Whilst it is not practical to notify each and every holder of a mining location using individual notices due to the sheer number and volume of mining locations, there should be some form of compromise. Although the provisions do not expressly provide for personal service of notice or registered post as with mining leases, the Administrative Justice Act imposes a duty on Administrative Authorities such as the Mining Commissioner to give notice before making an adverse decision that results in the deprivation of one’s rights.


There arises an unmistakable legitimate expectation that before an Administrative Authority acts in an adverse manner the intended recipient of such conduct should at least be allowed the common courtesy of due notice.


Section 272 describes the method of forfeiture as entailing posting on a notice board from “time to time”. There is no set date or time upon which such notice is given. The use of the words “from time to time” is vague. In amending these provisions, it might be prudent to state a day of the month or week upon which forfeiture lists are periodically posted.


It cannot conceivably be deemed to be reasonable or sufficient for the Mining Commissioner, as an Administrative Authority, to simply affix a notice in some conspicuous way on a board outside its offices. The holder of a mining location cannot in all honesty be expected that by some stroke of luck to bump into a forfeiture notice from “time to time”. The law does not place a legal obligation on holders of mining locations to constantly check for notices on a board outside the office of the Mining Commission: this is unrealistic.


RESPONSIBILITIES OF THE MINING COMMISSIONER AS AN ADMINISTRATIVE AUTHORITY

The conduct expected of an Administrative Authority is clearly spelt out in the Administrative Justice Act. For such conduct to be deemed lawful it has to encompass the following:

a. Providing adequate notice detailing the nature and purpose of the intended decision;

b. Acting lawfully within a reasonable period if no period is prescribed by the law;

c. Supplying written reasons for decisions taken within a reasonable period; and

d. Advising an affected person of any right of appeal or review.


Section 272 gives the Mining Commissioner many discretionary powers which if left unchecked will result in arbitrage in the mining sector. The forfeiture process ought to detail mandatory provisions that should apply in the face of a breach of the provisions laid down on how to lawfully preserve mining rights/title thus making the process water tight and non-justiciable except for lack of compliance with laid down procedures and not because it falls foul of the principles of natural justice. It should not be open to doubt or any ambiguity, that mining locations shall be forfeited on a specified date and the notice of such mining locations shall be put up for a specific period before being taken down.

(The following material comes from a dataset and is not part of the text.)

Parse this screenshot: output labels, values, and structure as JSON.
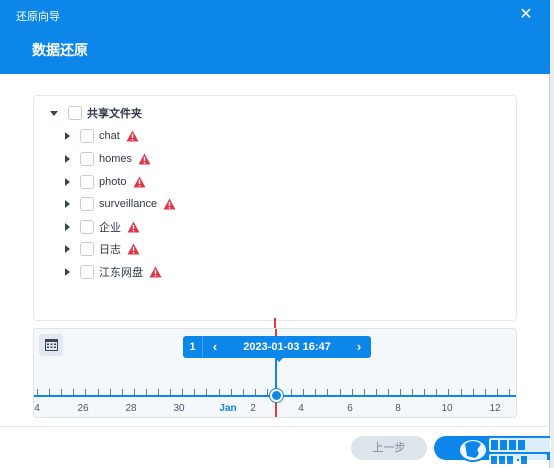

Currently there is an untenable situation where mining location holders are rushing to the Courts and having such forfeitures declared null and void. It therefore becomes problematic as the said mining location will have been deemed to be abandoned and relocated through re-pegging to another individual or entity.

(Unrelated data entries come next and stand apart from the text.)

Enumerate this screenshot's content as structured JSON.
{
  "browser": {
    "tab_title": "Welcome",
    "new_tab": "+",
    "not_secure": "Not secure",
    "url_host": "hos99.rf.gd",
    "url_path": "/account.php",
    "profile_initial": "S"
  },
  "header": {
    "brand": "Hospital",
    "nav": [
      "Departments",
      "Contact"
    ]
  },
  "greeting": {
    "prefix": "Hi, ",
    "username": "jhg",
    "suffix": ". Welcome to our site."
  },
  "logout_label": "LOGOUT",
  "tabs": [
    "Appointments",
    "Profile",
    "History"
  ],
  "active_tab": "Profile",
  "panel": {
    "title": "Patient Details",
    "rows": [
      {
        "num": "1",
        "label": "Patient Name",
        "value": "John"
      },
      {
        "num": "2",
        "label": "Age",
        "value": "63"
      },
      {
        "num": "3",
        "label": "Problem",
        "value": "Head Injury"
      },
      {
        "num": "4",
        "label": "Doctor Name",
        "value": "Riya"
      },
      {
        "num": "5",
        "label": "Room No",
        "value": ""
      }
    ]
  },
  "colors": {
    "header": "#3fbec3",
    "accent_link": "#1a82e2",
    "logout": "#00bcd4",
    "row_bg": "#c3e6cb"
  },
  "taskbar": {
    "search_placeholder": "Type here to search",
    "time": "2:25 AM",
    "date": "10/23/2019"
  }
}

CONCLUSION

The findings of the Supreme Court in the case of Fidelity Printers and Refiners vs John Nyevera are still extant as they have not been challenged. Therefore, the current forfeiture process is ultra vires the Administrative Justice Act and the Constitution. There is need to amend the Mines and Minerals Act to include generally accepted principles of natural justice as enshrined in the Administrative Justice Act through the ongoing amendments in the Mines and Minerals Amendment Bill in order to produce a modern and updated piece of legislation that will push the mining sector towards on an upward trajectory.